→ Given records

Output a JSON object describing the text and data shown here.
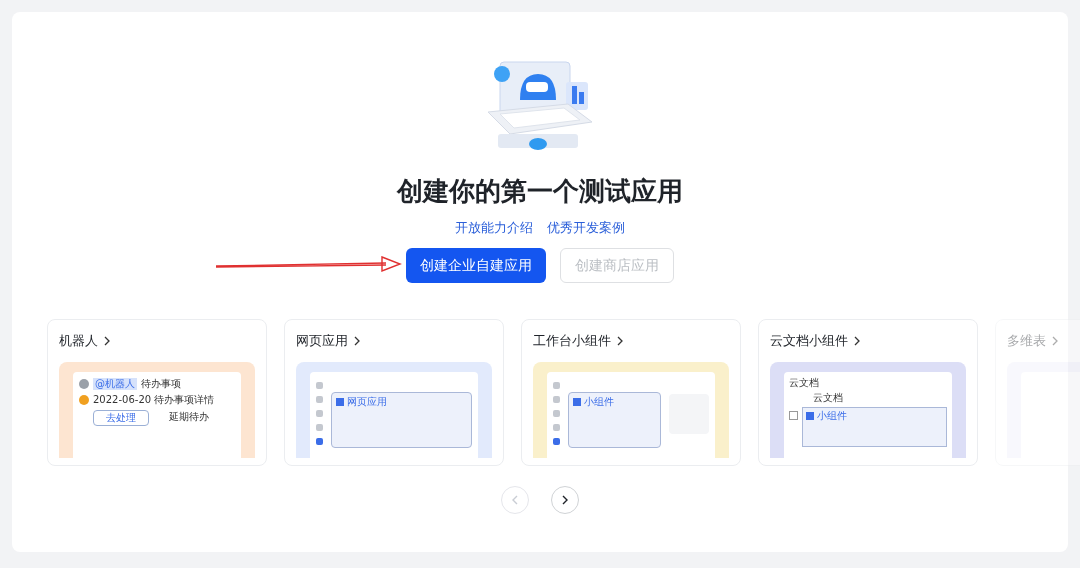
{
  "heading": "创建你的第一个测试应用",
  "links": [
    "开放能力介绍",
    "优秀开发案例"
  ],
  "buttons": [
    {
      "label": "创建企业自建应用",
      "disabled": false
    },
    {
      "label": "创建商店应用",
      "disabled": true
    }
  ],
  "cards": [
    {
      "title": "机器人",
      "kind": "robot",
      "color": "#fde5d1",
      "texts": [
        "@机器人",
        "待办事项",
        "2022-06-20 待办事项详情",
        "去处理",
        "延期待办"
      ]
    },
    {
      "title": "网页应用",
      "kind": "web",
      "color": "#e2eafc",
      "texts": [
        "网页应用"
      ]
    },
    {
      "title": "工作台小组件",
      "kind": "workbench",
      "color": "#faf0cb",
      "texts": [
        "小组件"
      ]
    },
    {
      "title": "云文档小组件",
      "kind": "doc",
      "color": "#dcdef6",
      "texts": [
        "云文档",
        "云文档",
        "小组件"
      ]
    },
    {
      "title": "多维表",
      "kind": "faded",
      "color": "#eeeefb"
    }
  ],
  "pager": [
    {
      "kind": "prev",
      "disabled": true
    },
    {
      "kind": "next",
      "disabled": false
    }
  ]
}
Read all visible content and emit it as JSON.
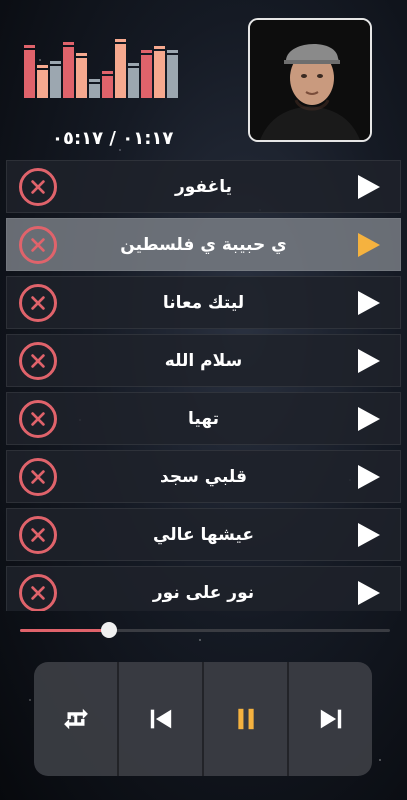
{
  "player": {
    "time_display": "٠١:١٧ / ٠٥:١٧",
    "progress": 0.24
  },
  "equalizer": {
    "colors": [
      "#e0636b",
      "#f6a98f",
      "#9ca7b0",
      "#e0636b",
      "#f6a98f",
      "#9ca7b0",
      "#e0636b",
      "#f6a98f",
      "#9ca7b0",
      "#e0636b",
      "#f6a98f",
      "#9ca7b0"
    ],
    "levels": [
      0.88,
      0.5,
      0.58,
      0.92,
      0.72,
      0.25,
      0.4,
      0.98,
      0.55,
      0.78,
      0.85,
      0.78
    ]
  },
  "playlist": {
    "songs": [
      {
        "title": "ياغفور"
      },
      {
        "title": "ي حبيبة ي فلسطين"
      },
      {
        "title": "ليتك معانا"
      },
      {
        "title": "سلام الله"
      },
      {
        "title": "تهيا"
      },
      {
        "title": "قلبي سجد"
      },
      {
        "title": "عيشها عالي"
      },
      {
        "title": "نور على نور"
      }
    ],
    "active_index": 1
  },
  "colors": {
    "accent": "#e0636b",
    "play_active": "#f5b23f",
    "play_idle": "#ffffff"
  },
  "controls": {
    "icons": [
      "repeat-one-icon",
      "previous-icon",
      "pause-icon",
      "next-icon"
    ]
  }
}
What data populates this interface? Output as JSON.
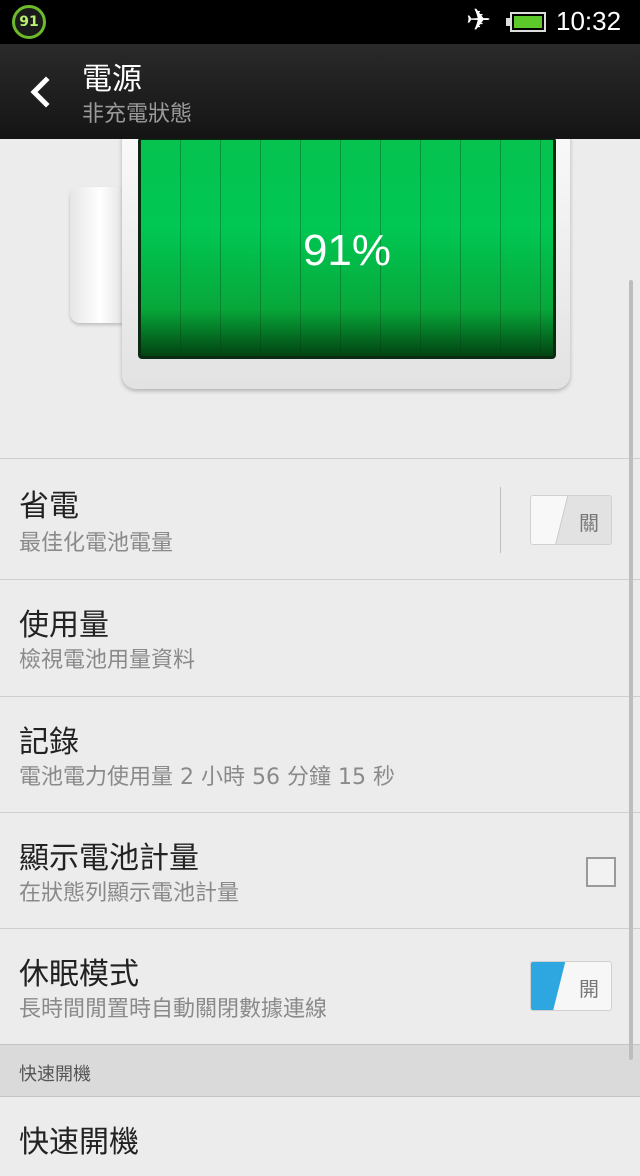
{
  "status_bar": {
    "badge_number": "91",
    "airplane_icon": "airplane-icon",
    "battery_icon": "battery-icon",
    "time": "10:32"
  },
  "action_bar": {
    "title": "電源",
    "subtitle": "非充電狀態"
  },
  "battery": {
    "percent_label": "91%",
    "level": 0.91
  },
  "items": {
    "power_saver": {
      "title": "省電",
      "subtitle": "最佳化電池電量",
      "toggle_label": "關",
      "on": false
    },
    "usage": {
      "title": "使用量",
      "subtitle": "檢視電池用量資料"
    },
    "history": {
      "title": "記錄",
      "subtitle": "電池電力使用量 2 小時 56 分鐘 15 秒"
    },
    "show_battery": {
      "title": "顯示電池計量",
      "subtitle": "在狀態列顯示電池計量",
      "checked": false
    },
    "sleep_mode": {
      "title": "休眠模式",
      "subtitle": "長時間閒置時自動關閉數據連線",
      "toggle_label": "開",
      "on": true
    }
  },
  "section": {
    "fast_boot_header": "快速開機",
    "fast_boot_title": "快速開機"
  },
  "colors": {
    "battery_green": "#00c853",
    "toggle_on": "#2ea7e0",
    "status_badge_green": "#6dbb2a"
  }
}
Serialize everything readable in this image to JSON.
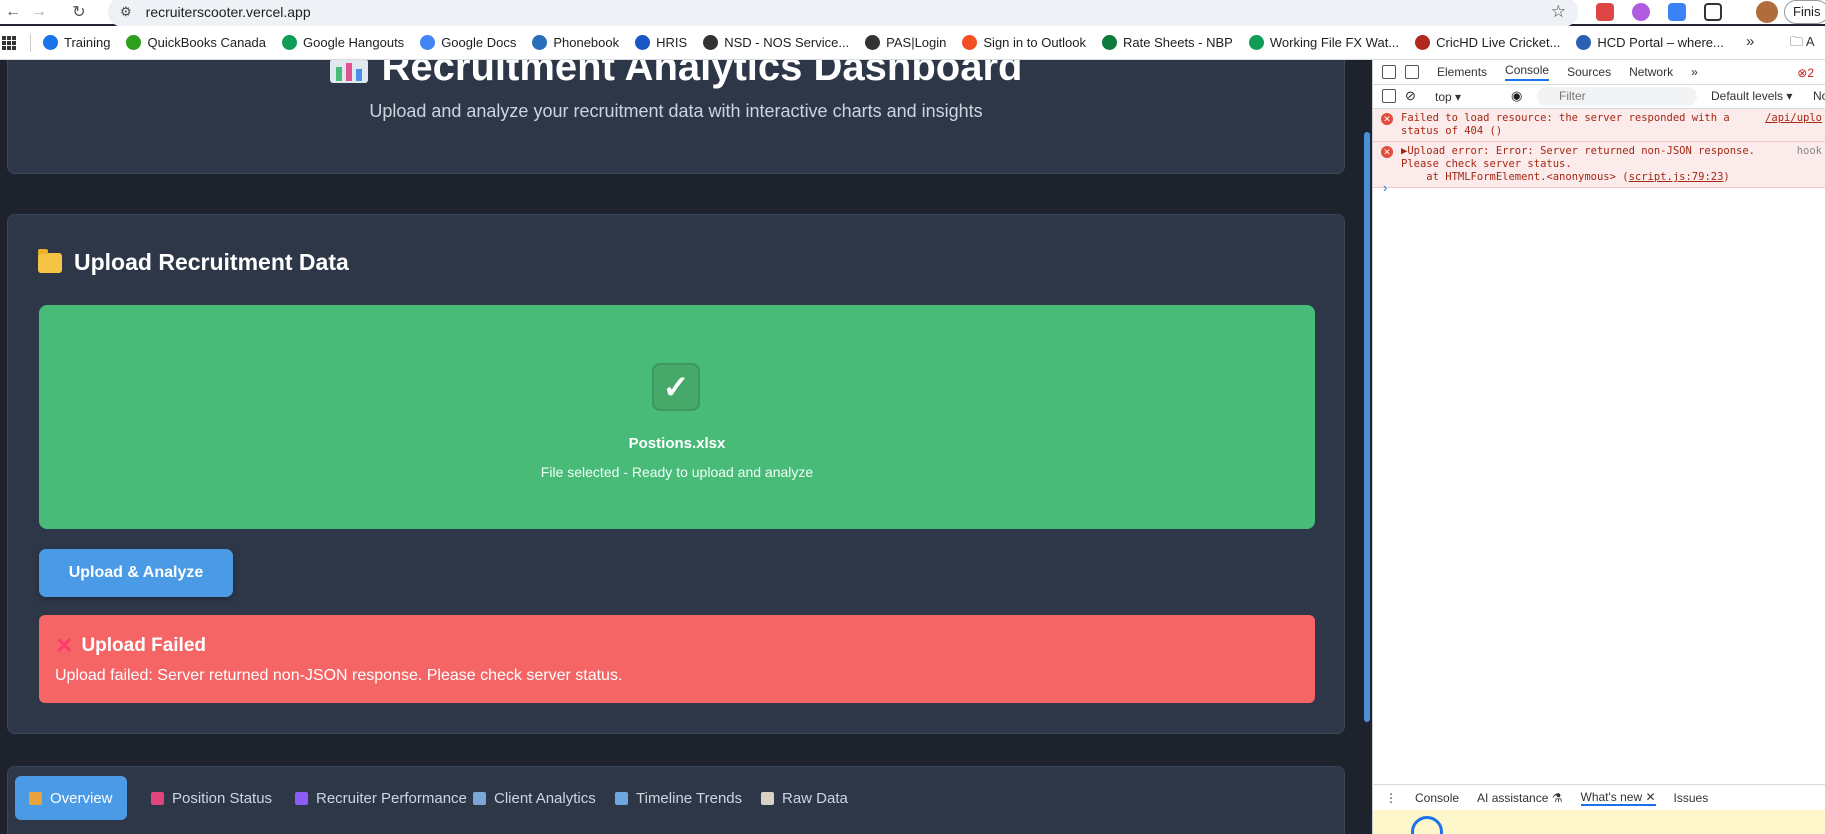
{
  "browser": {
    "url": "recruiterscooter.vercel.app",
    "profile_button": "Finis",
    "bookmarks": [
      {
        "label": "Training",
        "icon": "training-icon",
        "color": "#1a73e8"
      },
      {
        "label": "QuickBooks Canada",
        "icon": "quickbooks-icon",
        "color": "#2ca01c"
      },
      {
        "label": "Google Hangouts",
        "icon": "hangouts-icon",
        "color": "#0f9d58"
      },
      {
        "label": "Google Docs",
        "icon": "docs-icon",
        "color": "#4285f4"
      },
      {
        "label": "Phonebook",
        "icon": "phonebook-icon",
        "color": "#2a6ebb"
      },
      {
        "label": "HRIS",
        "icon": "hris-icon",
        "color": "#1a56c4"
      },
      {
        "label": "NSD - NOS Service...",
        "icon": "globe-icon",
        "color": "#333333"
      },
      {
        "label": "PAS|Login",
        "icon": "globe-icon",
        "color": "#333333"
      },
      {
        "label": "Sign in to Outlook",
        "icon": "microsoft-icon",
        "color": "#f25022"
      },
      {
        "label": "Rate Sheets - NBP",
        "icon": "nbp-icon",
        "color": "#0b7a3b"
      },
      {
        "label": "Working File FX Wat...",
        "icon": "sheets-icon",
        "color": "#0f9d58"
      },
      {
        "label": "CricHD Live Cricket...",
        "icon": "cricket-icon",
        "color": "#b0281e"
      },
      {
        "label": "HCD Portal – where...",
        "icon": "hcd-icon",
        "color": "#2b5fb4"
      }
    ],
    "bookmarks_more": "»",
    "all_bookmarks": "A"
  },
  "page": {
    "hero_title": "Recruitment Analytics Dashboard",
    "hero_subtitle": "Upload and analyze your recruitment data with interactive charts and insights",
    "upload_heading": "Upload Recruitment Data",
    "file_name": "Postions.xlsx",
    "file_status": "File selected - Ready to upload and analyze",
    "upload_button": "Upload & Analyze",
    "error_title": "Upload Failed",
    "error_message": "Upload failed: Server returned non-JSON response. Please check server status.",
    "tabs": [
      {
        "label": "Overview",
        "color": "#e8a33d"
      },
      {
        "label": "Position Status",
        "color": "#e0457b"
      },
      {
        "label": "Recruiter Performance",
        "color": "#8b5cf6"
      },
      {
        "label": "Client Analytics",
        "color": "#7aa7d6"
      },
      {
        "label": "Timeline Trends",
        "color": "#6fa8e0"
      },
      {
        "label": "Raw Data",
        "color": "#d9d2c5"
      }
    ]
  },
  "devtools": {
    "tabs": [
      "Elements",
      "Console",
      "Sources",
      "Network"
    ],
    "more": "»",
    "error_count": "2",
    "context": "top ▾",
    "filter_placeholder": "Filter",
    "levels": "Default levels ▾",
    "levels_extra": "No",
    "logs": [
      {
        "text": "Failed to load resource: the server responded with a\nstatus of 404 ()",
        "source": "/api/uplo"
      },
      {
        "text": "▶Upload error: Error: Server returned non-JSON response.\nPlease check server status.\n    at HTMLFormElement.<anonymous> (",
        "link": "script.js:79:23",
        "after": ")",
        "source": "hook"
      }
    ],
    "prompt": "›",
    "drawer_tabs": [
      "Console",
      "AI assistance ⚗",
      "What's new ✕",
      "Issues"
    ]
  }
}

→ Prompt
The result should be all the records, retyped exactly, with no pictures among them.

→ Problem solution
Output a JSON object describing the text and data shown here.
{
  "heading": "创建你的第一个测试应用",
  "links": [
    "开放能力介绍",
    "优秀开发案例"
  ],
  "buttons": [
    {
      "label": "创建企业自建应用",
      "disabled": false
    },
    {
      "label": "创建商店应用",
      "disabled": true
    }
  ],
  "cards": [
    {
      "title": "机器人",
      "kind": "robot",
      "color": "#fde5d1",
      "texts": [
        "@机器人",
        "待办事项",
        "2022-06-20 待办事项详情",
        "去处理",
        "延期待办"
      ]
    },
    {
      "title": "网页应用",
      "kind": "web",
      "color": "#e2eafc",
      "texts": [
        "网页应用"
      ]
    },
    {
      "title": "工作台小组件",
      "kind": "workbench",
      "color": "#faf0cb",
      "texts": [
        "小组件"
      ]
    },
    {
      "title": "云文档小组件",
      "kind": "doc",
      "color": "#dcdef6",
      "texts": [
        "云文档",
        "云文档",
        "小组件"
      ]
    },
    {
      "title": "多维表",
      "kind": "faded",
      "color": "#eeeefb"
    }
  ],
  "pager": [
    {
      "kind": "prev",
      "disabled": true
    },
    {
      "kind": "next",
      "disabled": false
    }
  ]
}
Read all visible content and emit it as JSON.
{
  "player": {
    "time_display": "٠١:١٧ / ٠٥:١٧",
    "progress": 0.24
  },
  "equalizer": {
    "colors": [
      "#e0636b",
      "#f6a98f",
      "#9ca7b0",
      "#e0636b",
      "#f6a98f",
      "#9ca7b0",
      "#e0636b",
      "#f6a98f",
      "#9ca7b0",
      "#e0636b",
      "#f6a98f",
      "#9ca7b0"
    ],
    "levels": [
      0.88,
      0.5,
      0.58,
      0.92,
      0.72,
      0.25,
      0.4,
      0.98,
      0.55,
      0.78,
      0.85,
      0.78
    ]
  },
  "playlist": {
    "songs": [
      {
        "title": "ياغفور"
      },
      {
        "title": "ي حبيبة ي فلسطين"
      },
      {
        "title": "ليتك معانا"
      },
      {
        "title": "سلام الله"
      },
      {
        "title": "تهيا"
      },
      {
        "title": "قلبي سجد"
      },
      {
        "title": "عيشها عالي"
      },
      {
        "title": "نور على نور"
      }
    ],
    "active_index": 1
  },
  "colors": {
    "accent": "#e0636b",
    "play_active": "#f5b23f",
    "play_idle": "#ffffff"
  },
  "controls": {
    "icons": [
      "repeat-one-icon",
      "previous-icon",
      "pause-icon",
      "next-icon"
    ]
  }
}
What data populates this interface? Output as JSON.
{
  "status_bar": {
    "badge_number": "91",
    "airplane_icon": "airplane-icon",
    "battery_icon": "battery-icon",
    "time": "10:32"
  },
  "action_bar": {
    "title": "電源",
    "subtitle": "非充電狀態"
  },
  "battery": {
    "percent_label": "91%",
    "level": 0.91
  },
  "items": {
    "power_saver": {
      "title": "省電",
      "subtitle": "最佳化電池電量",
      "toggle_label": "關",
      "on": false
    },
    "usage": {
      "title": "使用量",
      "subtitle": "檢視電池用量資料"
    },
    "history": {
      "title": "記錄",
      "subtitle": "電池電力使用量 2 小時 56 分鐘 15 秒"
    },
    "show_battery": {
      "title": "顯示電池計量",
      "subtitle": "在狀態列顯示電池計量",
      "checked": false
    },
    "sleep_mode": {
      "title": "休眠模式",
      "subtitle": "長時間閒置時自動關閉數據連線",
      "toggle_label": "開",
      "on": true
    }
  },
  "section": {
    "fast_boot_header": "快速開機",
    "fast_boot_title": "快速開機"
  },
  "colors": {
    "battery_green": "#00c853",
    "toggle_on": "#2ea7e0",
    "status_badge_green": "#6dbb2a"
  }
}
Serialize everything readable in this image to JSON.
{
  "browser": {
    "url": "recruiterscooter.vercel.app",
    "profile_button": "Finis",
    "bookmarks": [
      {
        "label": "Training",
        "icon": "training-icon",
        "color": "#1a73e8"
      },
      {
        "label": "QuickBooks Canada",
        "icon": "quickbooks-icon",
        "color": "#2ca01c"
      },
      {
        "label": "Google Hangouts",
        "icon": "hangouts-icon",
        "color": "#0f9d58"
      },
      {
        "label": "Google Docs",
        "icon": "docs-icon",
        "color": "#4285f4"
      },
      {
        "label": "Phonebook",
        "icon": "phonebook-icon",
        "color": "#2a6ebb"
      },
      {
        "label": "HRIS",
        "icon": "hris-icon",
        "color": "#1a56c4"
      },
      {
        "label": "NSD - NOS Service...",
        "icon": "globe-icon",
        "color": "#333333"
      },
      {
        "label": "PAS|Login",
        "icon": "globe-icon",
        "color": "#333333"
      },
      {
        "label": "Sign in to Outlook",
        "icon": "microsoft-icon",
        "color": "#f25022"
      },
      {
        "label": "Rate Sheets - NBP",
        "icon": "nbp-icon",
        "color": "#0b7a3b"
      },
      {
        "label": "Working File FX Wat...",
        "icon": "sheets-icon",
        "color": "#0f9d58"
      },
      {
        "label": "CricHD Live Cricket...",
        "icon": "cricket-icon",
        "color": "#b0281e"
      },
      {
        "label": "HCD Portal – where...",
        "icon": "hcd-icon",
        "color": "#2b5fb4"
      }
    ],
    "bookmarks_more": "»",
    "all_bookmarks": "A"
  },
  "page": {
    "hero_title": "Recruitment Analytics Dashboard",
    "hero_subtitle": "Upload and analyze your recruitment data with interactive charts and insights",
    "upload_heading": "Upload Recruitment Data",
    "file_name": "Postions.xlsx",
    "file_status": "File selected - Ready to upload and analyze",
    "upload_button": "Upload & Analyze",
    "error_title": "Upload Failed",
    "error_message": "Upload failed: Server returned non-JSON response. Please check server status.",
    "tabs": [
      {
        "label": "Overview",
        "color": "#e8a33d"
      },
      {
        "label": "Position Status",
        "color": "#e0457b"
      },
      {
        "label": "Recruiter Performance",
        "color": "#8b5cf6"
      },
      {
        "label": "Client Analytics",
        "color": "#7aa7d6"
      },
      {
        "label": "Timeline Trends",
        "color": "#6fa8e0"
      },
      {
        "label": "Raw Data",
        "color": "#d9d2c5"
      }
    ]
  },
  "devtools": {
    "tabs": [
      "Elements",
      "Console",
      "Sources",
      "Network"
    ],
    "more": "»",
    "error_count": "2",
    "context": "top ▾",
    "filter_placeholder": "Filter",
    "levels": "Default levels ▾",
    "levels_extra": "No",
    "logs": [
      {
        "text": "Failed to load resource: the server responded with a\nstatus of 404 ()",
        "source": "/api/uplo"
      },
      {
        "text": "▶Upload error: Error: Server returned non-JSON response.\nPlease check server status.\n    at HTMLFormElement.<anonymous> (",
        "link": "script.js:79:23",
        "after": ")",
        "source": "hook"
      }
    ],
    "prompt": "›",
    "drawer_tabs": [
      "Console",
      "AI assistance ⚗",
      "What's new ✕",
      "Issues"
    ]
  }
}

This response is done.